Problem to solve -
Below are some records. Quote exactly the lines from the one that contains "Read all visible content and emit it as JSON." through the last, both included, and leave out the pictures.

>>>

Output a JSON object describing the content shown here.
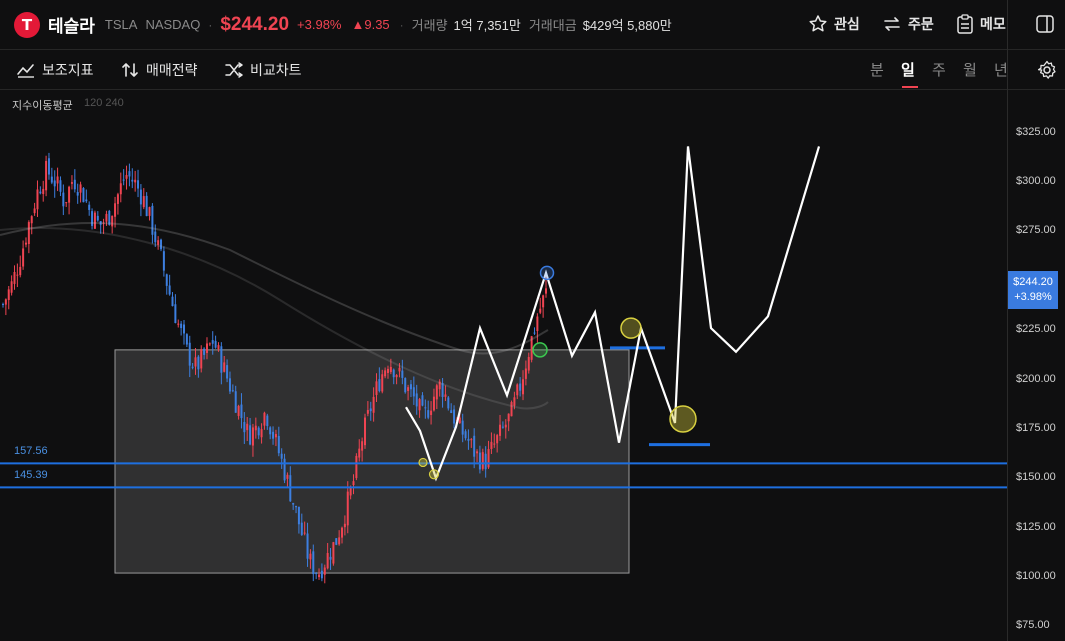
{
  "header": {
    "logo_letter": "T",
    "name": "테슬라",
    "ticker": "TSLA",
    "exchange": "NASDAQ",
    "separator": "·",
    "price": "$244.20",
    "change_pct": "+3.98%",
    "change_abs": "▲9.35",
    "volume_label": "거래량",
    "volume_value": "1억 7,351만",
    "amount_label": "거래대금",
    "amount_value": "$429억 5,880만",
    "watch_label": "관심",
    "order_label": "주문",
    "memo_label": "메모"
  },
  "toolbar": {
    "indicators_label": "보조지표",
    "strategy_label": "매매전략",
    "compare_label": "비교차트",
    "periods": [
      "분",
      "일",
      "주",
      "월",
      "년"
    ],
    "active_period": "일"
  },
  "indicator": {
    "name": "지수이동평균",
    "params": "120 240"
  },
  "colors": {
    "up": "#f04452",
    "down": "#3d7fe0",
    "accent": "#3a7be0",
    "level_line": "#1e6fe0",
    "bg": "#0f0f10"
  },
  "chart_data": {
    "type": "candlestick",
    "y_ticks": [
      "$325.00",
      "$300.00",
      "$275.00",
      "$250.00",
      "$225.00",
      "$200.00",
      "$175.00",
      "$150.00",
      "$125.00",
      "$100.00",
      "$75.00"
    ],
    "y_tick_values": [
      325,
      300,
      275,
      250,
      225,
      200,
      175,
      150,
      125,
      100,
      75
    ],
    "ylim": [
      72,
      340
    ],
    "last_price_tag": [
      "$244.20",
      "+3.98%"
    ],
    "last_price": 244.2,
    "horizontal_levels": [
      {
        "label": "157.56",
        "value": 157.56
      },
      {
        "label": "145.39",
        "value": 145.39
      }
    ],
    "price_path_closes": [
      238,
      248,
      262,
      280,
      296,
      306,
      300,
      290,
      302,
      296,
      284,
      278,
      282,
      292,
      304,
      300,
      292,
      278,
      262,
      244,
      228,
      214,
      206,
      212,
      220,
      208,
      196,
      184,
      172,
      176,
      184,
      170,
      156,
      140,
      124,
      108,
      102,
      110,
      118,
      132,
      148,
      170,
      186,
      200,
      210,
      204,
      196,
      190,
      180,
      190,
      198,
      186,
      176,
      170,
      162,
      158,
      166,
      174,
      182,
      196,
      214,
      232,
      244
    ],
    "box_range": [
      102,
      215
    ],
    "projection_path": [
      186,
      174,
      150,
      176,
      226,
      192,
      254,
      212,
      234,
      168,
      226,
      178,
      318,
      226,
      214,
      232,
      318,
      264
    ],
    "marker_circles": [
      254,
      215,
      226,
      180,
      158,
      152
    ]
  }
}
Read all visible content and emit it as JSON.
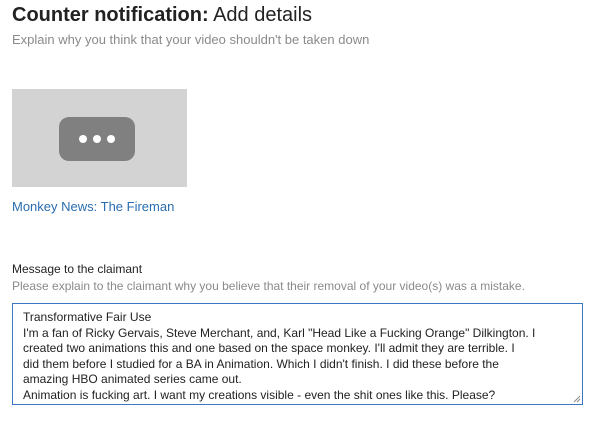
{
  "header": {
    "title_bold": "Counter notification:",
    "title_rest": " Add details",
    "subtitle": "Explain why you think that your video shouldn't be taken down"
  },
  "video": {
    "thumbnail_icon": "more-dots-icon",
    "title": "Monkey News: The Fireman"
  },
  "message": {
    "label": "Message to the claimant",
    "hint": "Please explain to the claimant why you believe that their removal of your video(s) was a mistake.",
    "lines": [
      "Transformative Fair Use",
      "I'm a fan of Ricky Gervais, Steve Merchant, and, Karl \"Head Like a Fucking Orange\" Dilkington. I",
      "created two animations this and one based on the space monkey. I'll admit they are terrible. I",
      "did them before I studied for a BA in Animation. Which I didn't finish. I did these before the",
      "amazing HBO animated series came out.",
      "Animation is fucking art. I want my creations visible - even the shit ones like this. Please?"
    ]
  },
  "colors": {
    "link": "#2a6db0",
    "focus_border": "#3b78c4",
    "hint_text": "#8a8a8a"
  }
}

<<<

Response area -
Read all visible content and emit it as JSON.
{
  "header": {
    "title_bold": "Counter notification:",
    "title_rest": " Add details",
    "subtitle": "Explain why you think that your video shouldn't be taken down"
  },
  "video": {
    "thumbnail_icon": "more-dots-icon",
    "title": "Monkey News: The Fireman"
  },
  "message": {
    "label": "Message to the claimant",
    "hint": "Please explain to the claimant why you believe that their removal of your video(s) was a mistake.",
    "lines": [
      "Transformative Fair Use",
      "I'm a fan of Ricky Gervais, Steve Merchant, and, Karl \"Head Like a Fucking Orange\" Dilkington. I",
      "created two animations this and one based on the space monkey. I'll admit they are terrible. I",
      "did them before I studied for a BA in Animation. Which I didn't finish. I did these before the",
      "amazing HBO animated series came out.",
      "Animation is fucking art. I want my creations visible - even the shit ones like this. Please?"
    ]
  },
  "colors": {
    "link": "#2a6db0",
    "focus_border": "#3b78c4",
    "hint_text": "#8a8a8a"
  }
}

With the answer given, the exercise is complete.